Five of those were babies, who were either stillborn or died after birth.
One example we have been given of that sub-standard care is a late diagnosis of a patient in a casualty department, and it has been linked to their death.
Another example is where there has been a failure to follow up on issues raised in chest X-rays. In other words, where a radiographer has requested further scans to take place but that simply hasn't happened.
The Trust has so far looked at 19,000 X-Rays and they have to look at another 28,000. That gives you some idea of the size of the investigation.
The Northern Health Trust identified 20 separate incidents where the response had been "below standard" and decided to investigate the deaths of 11 patients, Stormont's health minister has told the Assembly.
Edwin Poots said the incidents were "across a number of areas," including obstetrics and gynaecology, X-ray follow up; and the Northern Ireland health trust’s emergency departments.
"It is not clear that these were avoidable deaths, but it is clear that the Trusts' response should have been better," Mr Poots said.
Five of the 11 patient deaths were babies, he added.

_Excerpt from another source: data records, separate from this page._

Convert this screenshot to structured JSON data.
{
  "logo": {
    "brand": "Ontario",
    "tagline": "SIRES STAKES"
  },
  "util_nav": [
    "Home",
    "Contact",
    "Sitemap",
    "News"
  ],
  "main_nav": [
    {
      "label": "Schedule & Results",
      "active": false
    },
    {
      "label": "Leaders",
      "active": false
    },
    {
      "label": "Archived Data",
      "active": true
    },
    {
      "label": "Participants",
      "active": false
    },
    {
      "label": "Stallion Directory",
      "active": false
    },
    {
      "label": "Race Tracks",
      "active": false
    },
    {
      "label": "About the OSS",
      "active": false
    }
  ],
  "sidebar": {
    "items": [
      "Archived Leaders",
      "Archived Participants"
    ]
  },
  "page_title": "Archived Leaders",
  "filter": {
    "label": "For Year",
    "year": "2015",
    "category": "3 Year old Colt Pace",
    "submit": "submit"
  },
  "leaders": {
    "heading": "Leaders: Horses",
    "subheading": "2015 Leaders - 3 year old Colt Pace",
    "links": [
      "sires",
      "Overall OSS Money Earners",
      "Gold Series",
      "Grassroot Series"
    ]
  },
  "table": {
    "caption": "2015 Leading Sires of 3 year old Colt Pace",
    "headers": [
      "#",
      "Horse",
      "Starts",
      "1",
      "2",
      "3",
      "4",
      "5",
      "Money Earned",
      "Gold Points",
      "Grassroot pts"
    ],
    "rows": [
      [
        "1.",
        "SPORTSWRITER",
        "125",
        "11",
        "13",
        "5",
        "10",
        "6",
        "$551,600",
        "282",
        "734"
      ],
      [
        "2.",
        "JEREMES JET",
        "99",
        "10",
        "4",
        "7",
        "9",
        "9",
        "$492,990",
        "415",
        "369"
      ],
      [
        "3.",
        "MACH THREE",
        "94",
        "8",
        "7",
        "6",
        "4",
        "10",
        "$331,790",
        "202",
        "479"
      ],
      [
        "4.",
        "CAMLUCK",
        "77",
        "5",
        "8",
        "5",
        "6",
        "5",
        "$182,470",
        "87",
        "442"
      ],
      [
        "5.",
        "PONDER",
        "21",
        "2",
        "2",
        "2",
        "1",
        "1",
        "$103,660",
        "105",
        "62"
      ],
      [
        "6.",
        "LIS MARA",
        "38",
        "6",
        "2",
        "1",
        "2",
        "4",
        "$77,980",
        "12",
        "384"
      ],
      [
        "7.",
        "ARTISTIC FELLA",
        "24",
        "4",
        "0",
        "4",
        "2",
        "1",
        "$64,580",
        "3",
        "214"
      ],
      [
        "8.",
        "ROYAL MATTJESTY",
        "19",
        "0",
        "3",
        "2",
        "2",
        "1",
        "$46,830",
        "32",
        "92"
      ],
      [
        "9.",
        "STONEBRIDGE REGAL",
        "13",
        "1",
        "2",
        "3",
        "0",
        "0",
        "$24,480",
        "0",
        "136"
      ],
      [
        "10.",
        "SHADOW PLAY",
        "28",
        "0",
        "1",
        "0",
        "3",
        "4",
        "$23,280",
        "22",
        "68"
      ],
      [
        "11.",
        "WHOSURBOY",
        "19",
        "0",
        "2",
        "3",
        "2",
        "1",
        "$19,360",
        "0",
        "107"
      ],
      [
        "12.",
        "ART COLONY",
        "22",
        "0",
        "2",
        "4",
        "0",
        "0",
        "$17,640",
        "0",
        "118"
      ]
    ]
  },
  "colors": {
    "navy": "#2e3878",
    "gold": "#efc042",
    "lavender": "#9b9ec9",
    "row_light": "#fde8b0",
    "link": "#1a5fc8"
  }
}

A health trust in Northern Ireland is investigating the deaths of 11 patients, including five babies.